People are coming into the Glory Hall, downtown Juneau’s homeless shelter and soup kitchen. It’s lunchtime, and there’s a short line for rice and chow mein.
Rodney Jackson says he’s been homeless for the last 15 years. When it was cold outside, he says he’d gather things to cover up and find sheltered areas to stay warm and out of the wind.
Jackson says it’s hard to sleep when it’s cold. He would sometimes drink heavily so he could fall asleep.
“I wonder what kept me alive,” Jackson says. “It’s scary. Sometimes I cried myself to sleep.”
Another lunch visitor, Jerry, talks about the unique challenges of sleeping outside in Juneau.
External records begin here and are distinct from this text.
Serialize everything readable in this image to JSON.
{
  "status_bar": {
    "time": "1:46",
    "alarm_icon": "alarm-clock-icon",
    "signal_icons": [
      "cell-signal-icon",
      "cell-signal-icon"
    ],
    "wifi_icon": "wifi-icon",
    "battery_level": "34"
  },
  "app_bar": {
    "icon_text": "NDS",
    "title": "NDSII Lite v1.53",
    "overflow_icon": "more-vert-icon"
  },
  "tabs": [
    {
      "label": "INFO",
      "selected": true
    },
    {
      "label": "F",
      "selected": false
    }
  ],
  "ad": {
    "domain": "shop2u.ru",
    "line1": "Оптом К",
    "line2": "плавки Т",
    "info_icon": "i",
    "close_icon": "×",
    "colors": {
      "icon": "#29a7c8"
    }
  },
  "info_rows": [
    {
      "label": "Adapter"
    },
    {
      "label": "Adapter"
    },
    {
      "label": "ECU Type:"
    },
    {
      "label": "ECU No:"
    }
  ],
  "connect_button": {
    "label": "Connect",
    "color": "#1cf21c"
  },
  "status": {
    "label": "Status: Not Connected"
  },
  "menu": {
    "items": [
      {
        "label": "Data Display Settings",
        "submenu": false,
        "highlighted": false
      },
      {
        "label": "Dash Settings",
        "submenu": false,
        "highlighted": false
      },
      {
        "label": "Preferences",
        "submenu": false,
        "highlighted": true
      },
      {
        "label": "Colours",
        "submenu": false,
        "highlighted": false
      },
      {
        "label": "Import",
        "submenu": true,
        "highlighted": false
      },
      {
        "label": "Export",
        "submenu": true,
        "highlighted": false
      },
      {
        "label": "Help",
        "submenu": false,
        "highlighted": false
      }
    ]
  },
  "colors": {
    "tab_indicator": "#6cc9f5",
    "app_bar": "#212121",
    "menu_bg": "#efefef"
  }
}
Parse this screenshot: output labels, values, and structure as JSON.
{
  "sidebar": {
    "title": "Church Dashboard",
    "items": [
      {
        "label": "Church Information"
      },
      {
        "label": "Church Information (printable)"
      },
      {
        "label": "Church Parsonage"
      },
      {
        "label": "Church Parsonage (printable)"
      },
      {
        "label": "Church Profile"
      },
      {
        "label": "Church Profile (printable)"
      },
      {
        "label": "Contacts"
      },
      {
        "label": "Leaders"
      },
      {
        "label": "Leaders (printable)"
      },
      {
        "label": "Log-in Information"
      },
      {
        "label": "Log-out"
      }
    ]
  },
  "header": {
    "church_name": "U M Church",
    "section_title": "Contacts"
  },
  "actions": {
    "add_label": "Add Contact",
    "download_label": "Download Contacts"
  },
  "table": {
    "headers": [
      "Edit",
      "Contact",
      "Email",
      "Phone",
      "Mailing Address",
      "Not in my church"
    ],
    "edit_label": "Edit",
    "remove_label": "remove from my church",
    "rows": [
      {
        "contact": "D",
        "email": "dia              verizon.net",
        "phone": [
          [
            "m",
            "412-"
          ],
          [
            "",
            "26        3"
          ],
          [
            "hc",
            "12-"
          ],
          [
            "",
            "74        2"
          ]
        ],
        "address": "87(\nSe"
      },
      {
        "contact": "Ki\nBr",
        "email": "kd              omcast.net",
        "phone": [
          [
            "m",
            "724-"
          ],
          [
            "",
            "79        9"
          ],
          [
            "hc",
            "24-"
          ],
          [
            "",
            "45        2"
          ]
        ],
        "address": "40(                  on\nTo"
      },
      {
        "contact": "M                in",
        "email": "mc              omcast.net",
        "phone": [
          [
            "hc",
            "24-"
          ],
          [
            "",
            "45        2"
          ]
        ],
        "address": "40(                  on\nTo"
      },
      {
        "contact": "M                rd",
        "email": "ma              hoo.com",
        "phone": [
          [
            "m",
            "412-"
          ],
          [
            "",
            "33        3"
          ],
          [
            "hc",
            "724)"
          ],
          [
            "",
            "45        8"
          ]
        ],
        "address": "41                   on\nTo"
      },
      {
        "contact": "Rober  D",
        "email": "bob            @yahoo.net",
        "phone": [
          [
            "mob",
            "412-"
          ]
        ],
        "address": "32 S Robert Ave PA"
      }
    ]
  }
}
“The wind blew our sleeping bag across the street. All the way across the street!” remembers Jerry, who only provided his first name. “My girlfriend got mad at me. She said, ‘Quit hogging the blankets!’ I said, ‘Our blankets are across the street!’”
Jerry laughs about it. But Brad Perkins from the St. Vincent de Paul Society of Juneau said it can be tough for those living on the street, especially during extreme winter conditions.
“It leads to a form of PTSD,” Perkins said. “Already, all of our clients have challenges in life, and being homeless is a huge challenge. But when the weather gets like this, it adds an extra burden on them. It makes doing the simple things even almost impossible.”
Perkins said he hears how members of the homeless community are unfairly criticized for not getting a job or doing something to change their life, when simply surviving on any given night may be their priority.
“It’s hard to imagine how tough it is to handle all of that,” Perkins said.
Jackson and Jerry can’t stay overnight at the Glory Hall right now. Only three dozen people can stay there, and only for 30 days at a time. They’ll have to go to the emergency warming shelter operated by St. Vincent de Paul in the Mendenhall Valley, between the airport and the Nugget Mall.
“The Glory Hall is a nicer place to stay,” Perkins said. “And if you can stay there, you should go stay there. But we’re the last resort and low barrier, and we’ll take anybody.”
The St. Vincent de Paul shelter started with cots for 28 people. But 44 slept there — the most ever — on Jan. 6, just as temperatures started diving.
“That’s a lot of people,” Perkins said. “We had some people sleeping sitting up and things like that.”
Perkins said they’re knocking down some walls at St. Vincent de Paul at so they can expand the shelter space and take in more people.
“We’re doing everything we can, because the weather’s pretty nasty outside,” Perkins said.
Perkins said a shuttle bus loops through town every evening to pick up residents. They also serve up a bedtime snack, and a volunteer cooks breakfast before everyone leaves at 7 a.m.
Jackson said the warming shelter’s cots may not be quite as comfortable as the Glory Hall’s bunk beds.
But, he said, “it sure beats sleeping outside in the cold.”
Jerry, who lost his sleeping bag to the wind, likes the warming shelter, although it might be a little noisy for light sleepers.
“Just issues with people snoring or talking in their sleep,” Jerry laughed. “Other than that, everything’s good. I like the staff out there. They’re fun.”
However, Jerry said it’s tough to wait until the 11 p.m. check-in time, especially if it gets real cold and windy in the afternoon and evening.
Cold air from Canada is responsible for this month’s cold snap and windy conditions in Juneau. Temperatures are expected to remain between 0-20 degrees at least through this weekend.